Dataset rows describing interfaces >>

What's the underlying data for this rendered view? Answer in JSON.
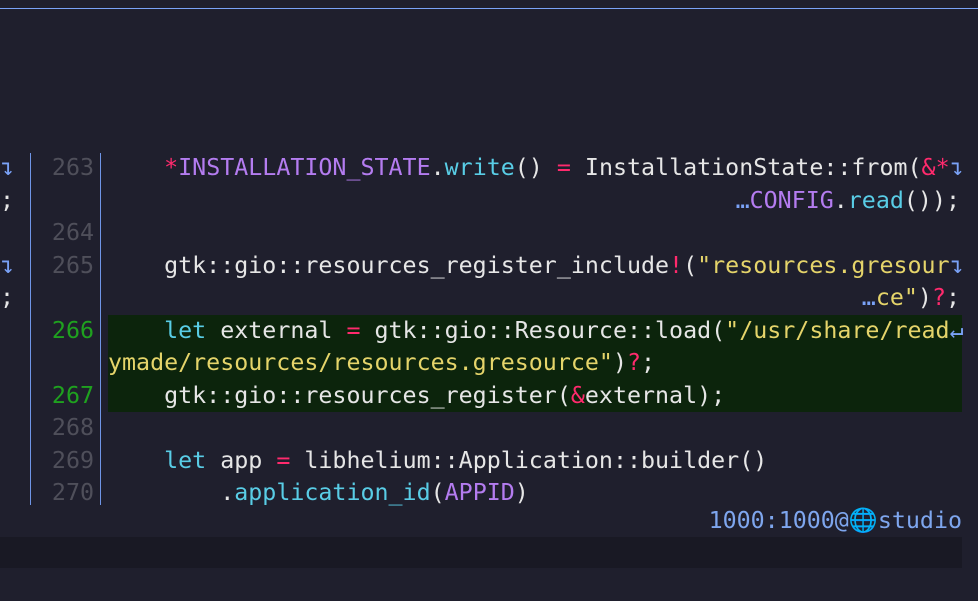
{
  "gutter": {
    "wrap_icon": "↴",
    "semi": ";"
  },
  "lines": [
    {
      "num": "263",
      "tokens": [
        [
          "p",
          "*"
        ],
        [
          "v",
          "INSTALLATION_STATE"
        ],
        [
          "w",
          "."
        ],
        [
          "c",
          "write"
        ],
        [
          "w",
          "() "
        ],
        [
          "p",
          "="
        ],
        [
          "w",
          " InstallationState::from("
        ],
        [
          "p",
          "&*"
        ],
        [
          "a",
          "↴"
        ]
      ],
      "cont": [
        [
          "a",
          "…"
        ],
        [
          "v",
          "CONFIG"
        ],
        [
          "w",
          "."
        ],
        [
          "c",
          "read"
        ],
        [
          "w",
          "());"
        ]
      ]
    },
    {
      "num": "264",
      "tokens": []
    },
    {
      "num": "265",
      "tokens": [
        [
          "w",
          "gtk::gio::resources_register_include"
        ],
        [
          "p",
          "!"
        ],
        [
          "w",
          "("
        ],
        [
          "s",
          "\"resources.gresour"
        ],
        [
          "a",
          "↴"
        ]
      ],
      "cont": [
        [
          "a",
          "…"
        ],
        [
          "s",
          "ce\""
        ],
        [
          "w",
          ")"
        ],
        [
          "p",
          "?"
        ],
        [
          "w",
          ";"
        ]
      ]
    },
    {
      "num": "266",
      "tokens": [
        [
          "c",
          "let"
        ],
        [
          "w",
          " external "
        ],
        [
          "p",
          "="
        ],
        [
          "w",
          " gtk::gio::Resource::load("
        ],
        [
          "s",
          "\"/usr/share/read"
        ],
        [
          "a",
          "↵"
        ]
      ],
      "wrap": [
        [
          "s",
          "ymade/resources/resources.gresource\""
        ],
        [
          "w",
          ")"
        ],
        [
          "p",
          "?"
        ],
        [
          "w",
          ";"
        ]
      ]
    },
    {
      "num": "267",
      "tokens": [
        [
          "w",
          "gtk::gio::resources_register("
        ],
        [
          "p",
          "&"
        ],
        [
          "w",
          "external);"
        ]
      ]
    },
    {
      "num": "268",
      "tokens": []
    },
    {
      "num": "269",
      "tokens": [
        [
          "c",
          "let"
        ],
        [
          "w",
          " app "
        ],
        [
          "p",
          "="
        ],
        [
          "w",
          " libhelium::Application::builder()"
        ]
      ]
    },
    {
      "num": "270",
      "tokens": [
        [
          "w",
          "    ."
        ],
        [
          "c",
          "application_id"
        ],
        [
          "w",
          "("
        ],
        [
          "v",
          "APPID"
        ],
        [
          "w",
          ")"
        ]
      ]
    }
  ],
  "current_lines": [
    "266",
    "267"
  ],
  "status": {
    "user": "1000:1000@",
    "icon": "globe-icon",
    "host": "studio"
  }
}
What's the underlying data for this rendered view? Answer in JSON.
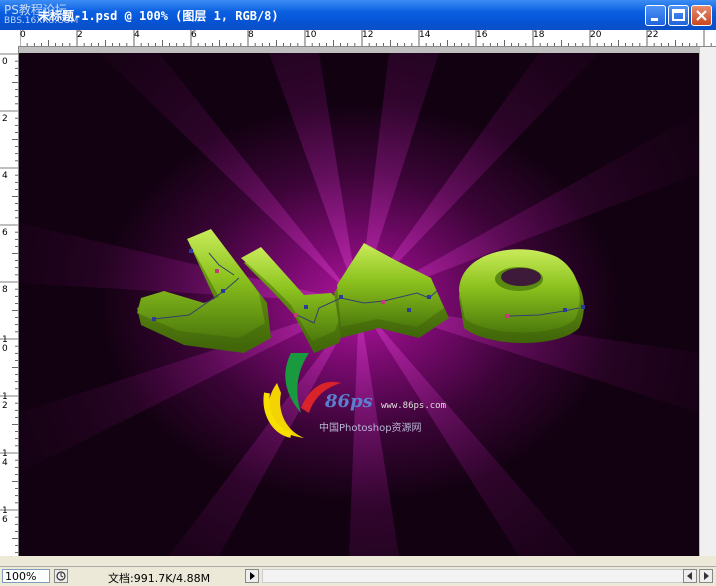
{
  "window": {
    "title": "未标题-1.psd @ 100% (图层 1, RGB/8)",
    "title_watermark": "PS教程论坛",
    "title_watermark_sub": "BBS.16XX8.COM"
  },
  "ruler": {
    "top_labels": [
      "0",
      "2",
      "4",
      "6",
      "8",
      "10",
      "12",
      "14",
      "16",
      "18",
      "20",
      "22"
    ],
    "left_labels": [
      "0",
      "2",
      "4",
      "6",
      "8",
      "1 0",
      "1 2",
      "1 4",
      "1 6"
    ]
  },
  "canvas": {
    "artwork": "JNG",
    "logo_text": "86ps",
    "logo_url": "www.86ps.com",
    "logo_tagline": "中国Photoshop资源网",
    "colors": {
      "glow": "#b0169f",
      "letters": "#8cc21e",
      "background": "#120111"
    }
  },
  "status": {
    "zoom": "100%",
    "doc_info": "文档:991.7K/4.88M"
  }
}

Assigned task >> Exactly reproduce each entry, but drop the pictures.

Answer box >>
What's the underlying data for this rendered view? Answer in JSON.
{
  "gutter": {
    "wrap_icon": "↴",
    "semi": ";"
  },
  "lines": [
    {
      "num": "263",
      "tokens": [
        [
          "p",
          "*"
        ],
        [
          "v",
          "INSTALLATION_STATE"
        ],
        [
          "w",
          "."
        ],
        [
          "c",
          "write"
        ],
        [
          "w",
          "() "
        ],
        [
          "p",
          "="
        ],
        [
          "w",
          " InstallationState::from("
        ],
        [
          "p",
          "&*"
        ],
        [
          "a",
          "↴"
        ]
      ],
      "cont": [
        [
          "a",
          "…"
        ],
        [
          "v",
          "CONFIG"
        ],
        [
          "w",
          "."
        ],
        [
          "c",
          "read"
        ],
        [
          "w",
          "());"
        ]
      ]
    },
    {
      "num": "264",
      "tokens": []
    },
    {
      "num": "265",
      "tokens": [
        [
          "w",
          "gtk::gio::resources_register_include"
        ],
        [
          "p",
          "!"
        ],
        [
          "w",
          "("
        ],
        [
          "s",
          "\"resources.gresour"
        ],
        [
          "a",
          "↴"
        ]
      ],
      "cont": [
        [
          "a",
          "…"
        ],
        [
          "s",
          "ce\""
        ],
        [
          "w",
          ")"
        ],
        [
          "p",
          "?"
        ],
        [
          "w",
          ";"
        ]
      ]
    },
    {
      "num": "266",
      "tokens": [
        [
          "c",
          "let"
        ],
        [
          "w",
          " external "
        ],
        [
          "p",
          "="
        ],
        [
          "w",
          " gtk::gio::Resource::load("
        ],
        [
          "s",
          "\"/usr/share/read"
        ],
        [
          "a",
          "↵"
        ]
      ],
      "wrap": [
        [
          "s",
          "ymade/resources/resources.gresource\""
        ],
        [
          "w",
          ")"
        ],
        [
          "p",
          "?"
        ],
        [
          "w",
          ";"
        ]
      ]
    },
    {
      "num": "267",
      "tokens": [
        [
          "w",
          "gtk::gio::resources_register("
        ],
        [
          "p",
          "&"
        ],
        [
          "w",
          "external);"
        ]
      ]
    },
    {
      "num": "268",
      "tokens": []
    },
    {
      "num": "269",
      "tokens": [
        [
          "c",
          "let"
        ],
        [
          "w",
          " app "
        ],
        [
          "p",
          "="
        ],
        [
          "w",
          " libhelium::Application::builder()"
        ]
      ]
    },
    {
      "num": "270",
      "tokens": [
        [
          "w",
          "    ."
        ],
        [
          "c",
          "application_id"
        ],
        [
          "w",
          "("
        ],
        [
          "v",
          "APPID"
        ],
        [
          "w",
          ")"
        ]
      ]
    }
  ],
  "current_lines": [
    "266",
    "267"
  ],
  "status": {
    "user": "1000:1000@",
    "icon": "globe-icon",
    "host": "studio"
  }
}
What's the underlying data for this rendered view? Answer in JSON.
{
  "window": {
    "title": "未标题-1.psd @ 100% (图层 1, RGB/8)",
    "title_watermark": "PS教程论坛",
    "title_watermark_sub": "BBS.16XX8.COM"
  },
  "ruler": {
    "top_labels": [
      "0",
      "2",
      "4",
      "6",
      "8",
      "10",
      "12",
      "14",
      "16",
      "18",
      "20",
      "22"
    ],
    "left_labels": [
      "0",
      "2",
      "4",
      "6",
      "8",
      "1 0",
      "1 2",
      "1 4",
      "1 6"
    ]
  },
  "canvas": {
    "artwork": "JNG",
    "logo_text": "86ps",
    "logo_url": "www.86ps.com",
    "logo_tagline": "中国Photoshop资源网",
    "colors": {
      "glow": "#b0169f",
      "letters": "#8cc21e",
      "background": "#120111"
    }
  },
  "status": {
    "zoom": "100%",
    "doc_info": "文档:991.7K/4.88M"
  }
}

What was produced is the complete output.